This study was carried out by David Rosenhan. It is a famous naturalistic observation with aspects of a field experiment included. The Rosenhan experiment or Thud experiment was an experiment conducted to determine the reliability and validity of psychiatric diagnosis. The experimenters feigned hallucinations to enter psychiatric hospitals, and acted normally afterwards. They were diagnosed with psychiatric disorders and were given antipsychotic drugs. The study was conducted by psychologist David Rosenhan, a Stanford University professor, and published by the journal Science in 1973 under the title “On being sane in insane places”. It is considered an important and influential criticism of psychiatric diagnosis. It has been argued that the experiment was fabricated.
The main building of St Elizabeths Hospital (1996), located in Washington, D.C., now boarded up and abandoned, was one of the sites of the Rosenhan experiment. Rosenhan’s study was done in eight parts.

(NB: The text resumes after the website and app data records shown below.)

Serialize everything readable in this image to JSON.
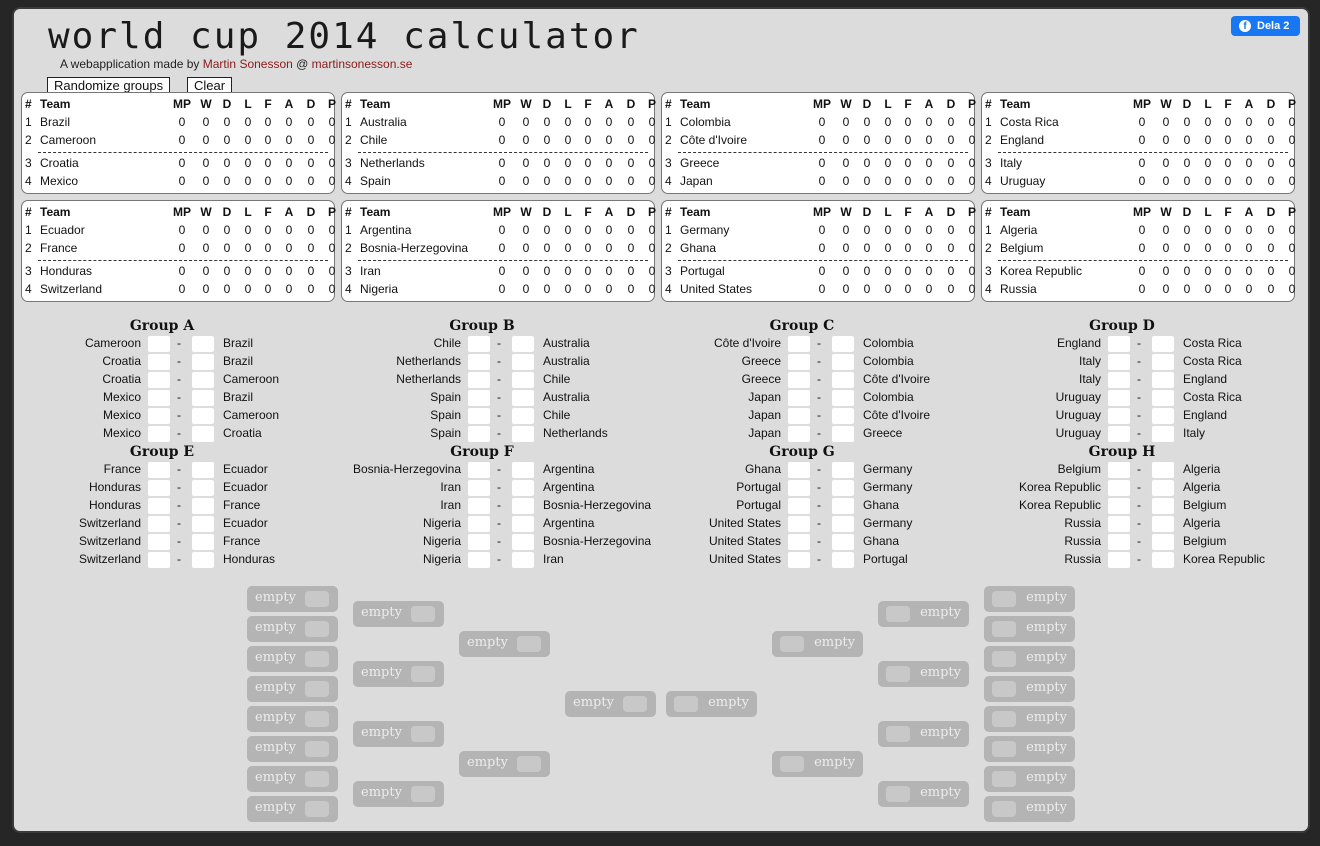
{
  "header": {
    "title": "world cup 2014 calculator",
    "byline_prefix": "A webapplication made by ",
    "author": "Martin Sonesson",
    "at": " @ ",
    "site": "martinsonesson.se",
    "randomize_label": "Randomize groups",
    "clear_label": "Clear",
    "share_label": "Dela 2",
    "share_icon": "facebook-icon"
  },
  "table_header": {
    "num": "#",
    "team": "Team",
    "cols": [
      "MP",
      "W",
      "D",
      "L",
      "F",
      "A",
      "D",
      "P"
    ]
  },
  "standings": [
    {
      "group": "A",
      "teams": [
        "Brazil",
        "Cameroon",
        "Croatia",
        "Mexico"
      ]
    },
    {
      "group": "B",
      "teams": [
        "Australia",
        "Chile",
        "Netherlands",
        "Spain"
      ]
    },
    {
      "group": "C",
      "teams": [
        "Colombia",
        "Côte d'Ivoire",
        "Greece",
        "Japan"
      ]
    },
    {
      "group": "D",
      "teams": [
        "Costa Rica",
        "England",
        "Italy",
        "Uruguay"
      ]
    },
    {
      "group": "E",
      "teams": [
        "Ecuador",
        "France",
        "Honduras",
        "Switzerland"
      ]
    },
    {
      "group": "F",
      "teams": [
        "Argentina",
        "Bosnia-Herzegovina",
        "Iran",
        "Nigeria"
      ]
    },
    {
      "group": "G",
      "teams": [
        "Germany",
        "Ghana",
        "Portugal",
        "United States"
      ]
    },
    {
      "group": "H",
      "teams": [
        "Algeria",
        "Belgium",
        "Korea Republic",
        "Russia"
      ]
    }
  ],
  "stat_value": "0",
  "groups": [
    {
      "title": "Group A",
      "matches": [
        [
          "Cameroon",
          "Brazil"
        ],
        [
          "Croatia",
          "Brazil"
        ],
        [
          "Croatia",
          "Cameroon"
        ],
        [
          "Mexico",
          "Brazil"
        ],
        [
          "Mexico",
          "Cameroon"
        ],
        [
          "Mexico",
          "Croatia"
        ]
      ]
    },
    {
      "title": "Group B",
      "matches": [
        [
          "Chile",
          "Australia"
        ],
        [
          "Netherlands",
          "Australia"
        ],
        [
          "Netherlands",
          "Chile"
        ],
        [
          "Spain",
          "Australia"
        ],
        [
          "Spain",
          "Chile"
        ],
        [
          "Spain",
          "Netherlands"
        ]
      ]
    },
    {
      "title": "Group C",
      "matches": [
        [
          "Côte d'Ivoire",
          "Colombia"
        ],
        [
          "Greece",
          "Colombia"
        ],
        [
          "Greece",
          "Côte d'Ivoire"
        ],
        [
          "Japan",
          "Colombia"
        ],
        [
          "Japan",
          "Côte d'Ivoire"
        ],
        [
          "Japan",
          "Greece"
        ]
      ]
    },
    {
      "title": "Group D",
      "matches": [
        [
          "England",
          "Costa Rica"
        ],
        [
          "Italy",
          "Costa Rica"
        ],
        [
          "Italy",
          "England"
        ],
        [
          "Uruguay",
          "Costa Rica"
        ],
        [
          "Uruguay",
          "England"
        ],
        [
          "Uruguay",
          "Italy"
        ]
      ]
    },
    {
      "title": "Group E",
      "matches": [
        [
          "France",
          "Ecuador"
        ],
        [
          "Honduras",
          "Ecuador"
        ],
        [
          "Honduras",
          "France"
        ],
        [
          "Switzerland",
          "Ecuador"
        ],
        [
          "Switzerland",
          "France"
        ],
        [
          "Switzerland",
          "Honduras"
        ]
      ]
    },
    {
      "title": "Group F",
      "matches": [
        [
          "Bosnia-Herzegovina",
          "Argentina"
        ],
        [
          "Iran",
          "Argentina"
        ],
        [
          "Iran",
          "Bosnia-Herzegovina"
        ],
        [
          "Nigeria",
          "Argentina"
        ],
        [
          "Nigeria",
          "Bosnia-Herzegovina"
        ],
        [
          "Nigeria",
          "Iran"
        ]
      ]
    },
    {
      "title": "Group G",
      "matches": [
        [
          "Ghana",
          "Germany"
        ],
        [
          "Portugal",
          "Germany"
        ],
        [
          "Portugal",
          "Ghana"
        ],
        [
          "United States",
          "Germany"
        ],
        [
          "United States",
          "Ghana"
        ],
        [
          "United States",
          "Portugal"
        ]
      ]
    },
    {
      "title": "Group H",
      "matches": [
        [
          "Belgium",
          "Algeria"
        ],
        [
          "Korea Republic",
          "Algeria"
        ],
        [
          "Korea Republic",
          "Belgium"
        ],
        [
          "Russia",
          "Algeria"
        ],
        [
          "Russia",
          "Belgium"
        ],
        [
          "Russia",
          "Korea Republic"
        ]
      ]
    }
  ],
  "match_separator": "-",
  "knockout": {
    "slot_label": "empty"
  }
}
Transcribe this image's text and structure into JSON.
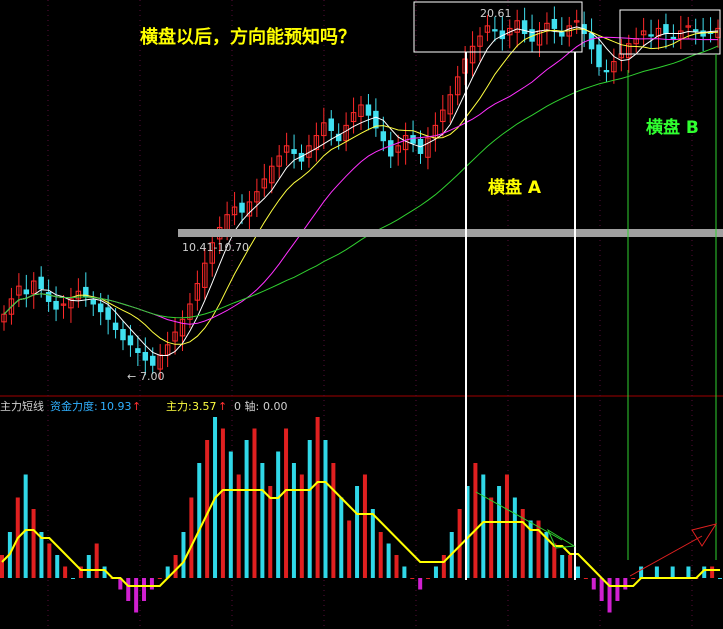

The first part involved the use of healthy associates or “pseudopatients” (three women and five men, including Rosenhan himself) who briefly feigned auditory hallucinations in an attempt to gain admission to 12 psychiatric hospitals in five states in the United States. All were admitted and diagnosed with psychiatric disorders. After admission, the pseudopatients acted normally and told staff that they felt fine and had no longer experienced any additional hallucinations. All were forced to admit to having a mental illness and had to agree to take antipsychotic drugs as a condition of their release. The average time that the patients spent in the hospital was 19 days. All but one were diagnosed with schizophrenia “in remission” before their release.
The second part of his study involved an offended hospital administration challenging Rosenhan to send pseudopatients to its facility, whom its staff would then detect. Rosenhan agreed and in the following weeks out of 250 new patients the staff identified 41 as potential pseudopatients, with 2 of these receiving suspicion from at least one psychiatrist and one other staff member. In fact, Rosenhan had sent no pseudopatients to the hospital.
While listening to a lecture by R. D. Laing, who was associated with the anti-psychiatry movement, Rosenhan conceived of the experiment as a way to test the reliability of psychiatric diagnoses. Laing’s lectures on the anti-psychiatry movement: Laing argued that schizophrenia was “a theory not a fact” and rejected “the medical model of mental illness“, especially the use of drugs.
The study concluded “it is clear that we cannot distinguish the sane from the insane in psychiatric hospitals” and also illustrated the dangers of dehumanization and labeling in psychiatric institutions. It suggested that the use of community mental health facilities which concentrated on specific problems and behaviors rather than psychiatric labels might be a solution, and recommended education to make psychiatric workers more aware of the social psychology of their facilities.
Here is a 7-minute video summing up the study.
However, Rosenhan wasn’t the only critic of psychiatry at the time. Two years after Rosenhan, “One Flew Over The Cuckoo’s Nest” (1975) dramatised many of the same problems in mental health care. It won the Best Film Oscar. See the trailer below.